Do You Even Need A Salutation?
Many people don’t use a salutation at all, especially if they are in a higher social status or much older than you:
Good points on your post. I just wanted to mention that we launched the heart-tickler on Feb 26, 2003, and not on Feb 28, 2004.
Your reader needs to know instantly how s/he knows you and what is the connection. So, your e-mail should answer these questions:
• In what context do I know this person?
• Through what link did this person reach me?
• What does the writer want from me?
Here are some examples:
Dear Ms. Nate: I am an editor at Brilliant Publishing Company, Inc. I sat next to you at the Brainstorming seminar last Monday, and you mentioned that you are writing a book on e-mail etiquette. It sounds like a good idea, and I’d be interested in reading your proposal.
Dear Project Manager, My name is Julia Schein. I happened to hear about your project from a client of mine (Bernard Timmerman). We have developed and used exactly the kind of solutions you told her that you are looking for. We could meet up sometime next week over a cup of coffee and discuss this matter. Would afternoon on Wed. 23.3 or Thu 24.3 suit you?
Hi – Would you kindly tell me the name of the bookkeeping programme you mentioned at your presentation at Instorm yesterday. I am one of the organisers.
Signatures in E-mail
You can add a default signature to be included at the end of every message in most e-mail programmes. Adding your contact details helps the person get back to you later and choose whether to e-mail, phone or send a paper letter.
Being Polite in E-mail
Being polite doesn’t cost you anything but can work wonders. Which one sounds better to the reader “Thank you for contacting me” or “Why are you contacting me?”
Chunk Information in E-mail
• Put your information in chunks
• Use headings to divide paragraphs
• Avoid lengthy paragraphs
Use Attachments Only if Needed
Use attachments only if necessary. If you have two lines on a Word document, copy-paste it onto the body of the e-mail. Many people read e-mails from their phones, and may not be able to read attachments.
What Do You Want the Reader to Do!
This is the most important message for the reader. This should stand out loud and clear. Don’t use bold, large letters or red colour. That is considered rude, like screaming. If you put this message in the middle of a paragraph and lots of text follows, it gets lost.
• Write clearly what you want the reader to do
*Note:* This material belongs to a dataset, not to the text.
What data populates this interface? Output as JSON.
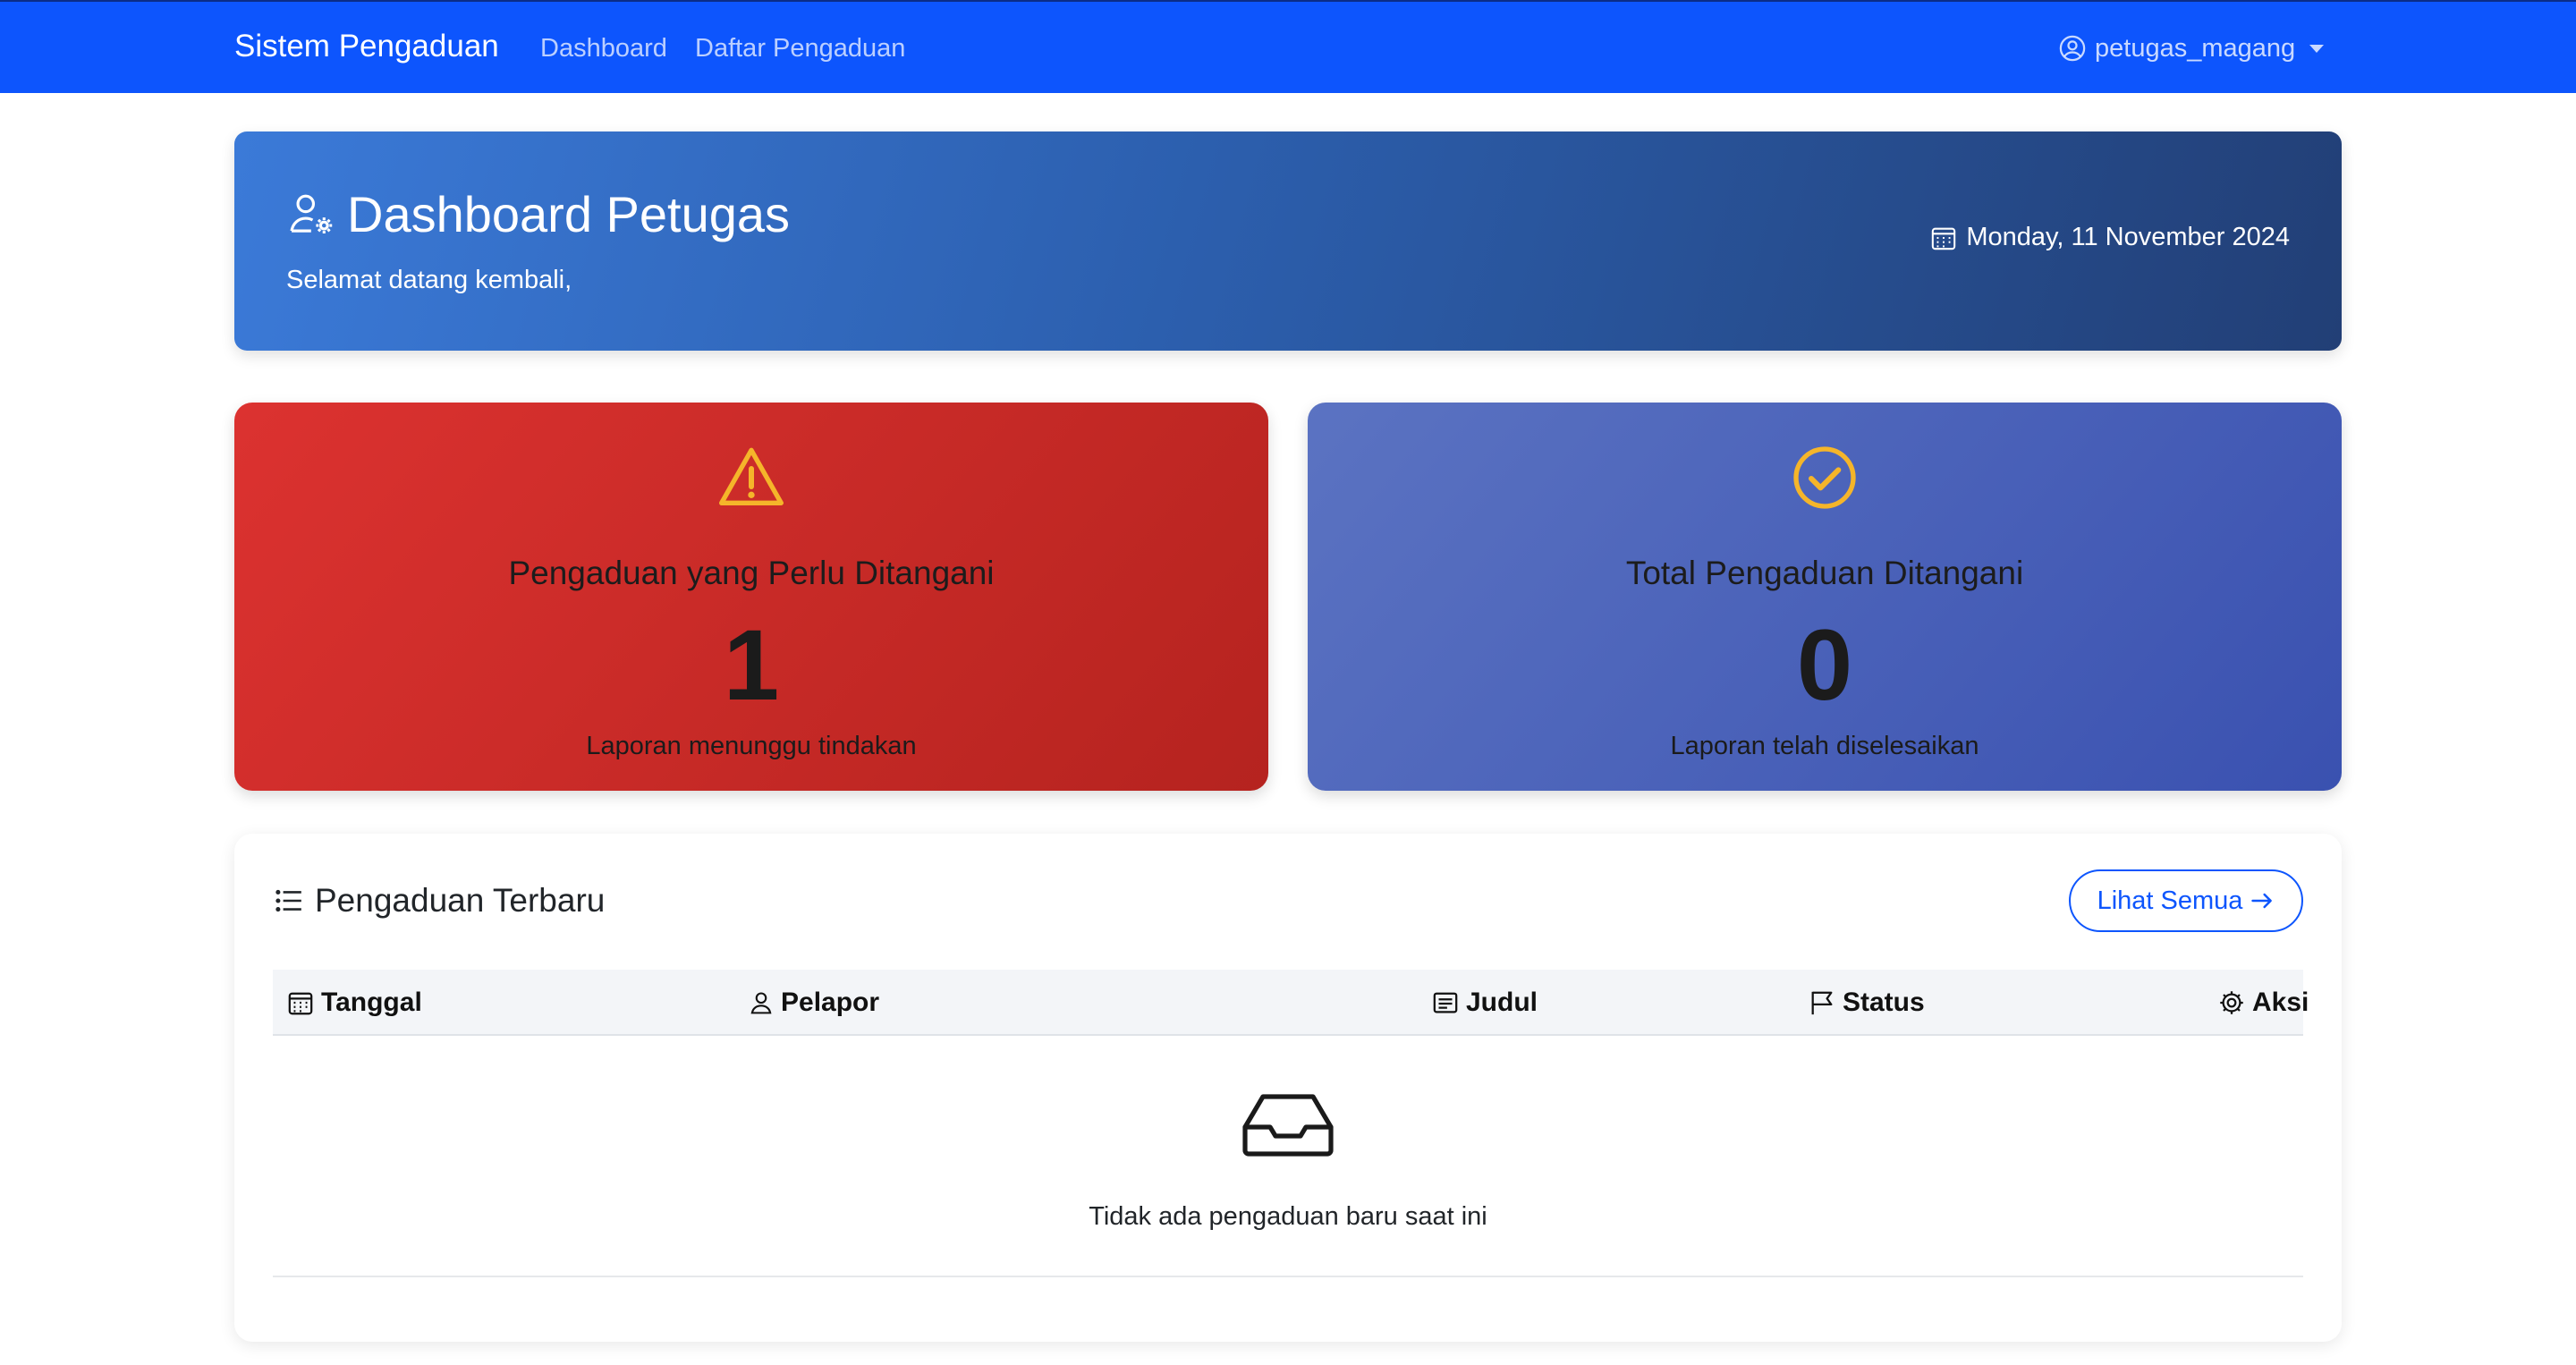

• Use bullet points if needed
• Use a separate line in the end
• Please send me your catalogue
• I will get back to you latest by Friday
• Kindly revise your estimate and send it to me